Luang Prabang, our last breath in Laos

Luang Prabang! Seven hours on a bus is fine. Seven hours on a bus 1000 metres high on mountainous windy roads that twists and turns like a… twisty turny thing? The drop off the side would have resulted in a slight twinge in your back, roughly forty yards from your head. 12 people neatly tucked into a minivan and 12 people crawled out at the end. Luang Prabang is very picturesque, small and quaint. We mooched around until we came to a mountain that claimed to be really high up and have ‘views’ of the city. 15 of the 400 steps up and Noony stopped, claiming to be dying. I think I annoyed her by running gleefully up the steps whilst my lungs silently burnt through my chest and my brain told me I was going go die. We didn’t. If anything, we made it to the top to find the promised view, some fighting squirrels, a deformed cat and pair of butterflies doing it. Tube to tube – they were at it like passionate mime artists. We took dirty, voyeuristic photos. Noony goes red just thinking about them.

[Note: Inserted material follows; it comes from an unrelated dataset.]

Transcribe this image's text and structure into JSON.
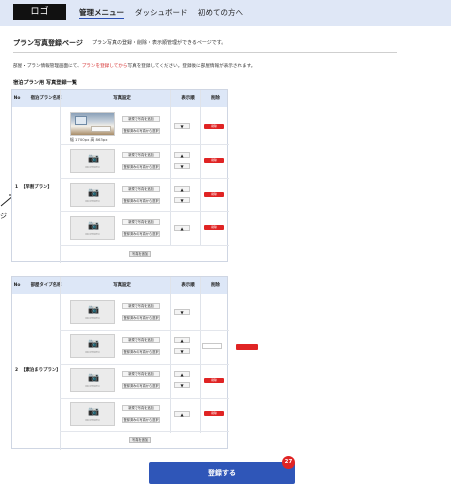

We stayed at the top for just under an hour as we could see the landing strip in full view and i wanted the geek in me to watch a plane land. It did, and the squelch and screech of the tyres proved it. We walked down, didn’t die, and made our way to Joma, a fantastic cafe chain that is dotted around Laos. It is run by Laos people and some profits go back into the community. We have stolen their menu so if Noony’s dream of owning a cool cafe comes to fruition, we have a menu set exactly to what she’d want.

The weather wasn’t too good and it rained the day we wanted to go visit the waterfall and cave. But we had our flight for Thailand booked so regrettably we couldn’t stay longer. Shame. The cave looked really dark, they gave you candles to walk around. I was going to woo women to a candle lit dinner. All i needed was food and a blanket. And Noony to point out other pretty women for me.

I don’t know what it is, but the plane journeys are getting scarier and scarier. My logical head tells me that 40 flights a day and an untarnished track record for 13 years means that Laos airlines is safe. The pessimistic side tells me that when the horrific turbulence hits the small propellor plane, the engine whirrs down and it nosedives a few hundred feet and tilts violently to the left, its not a good idea to mock Noony as she recites the Hail Mary repeatedly.

In conclusion, propellor planes are bloody scary.

We are in Chiang Mai now. Thailand smells.

Really bad.

Goodbye Laos, you were wonderful.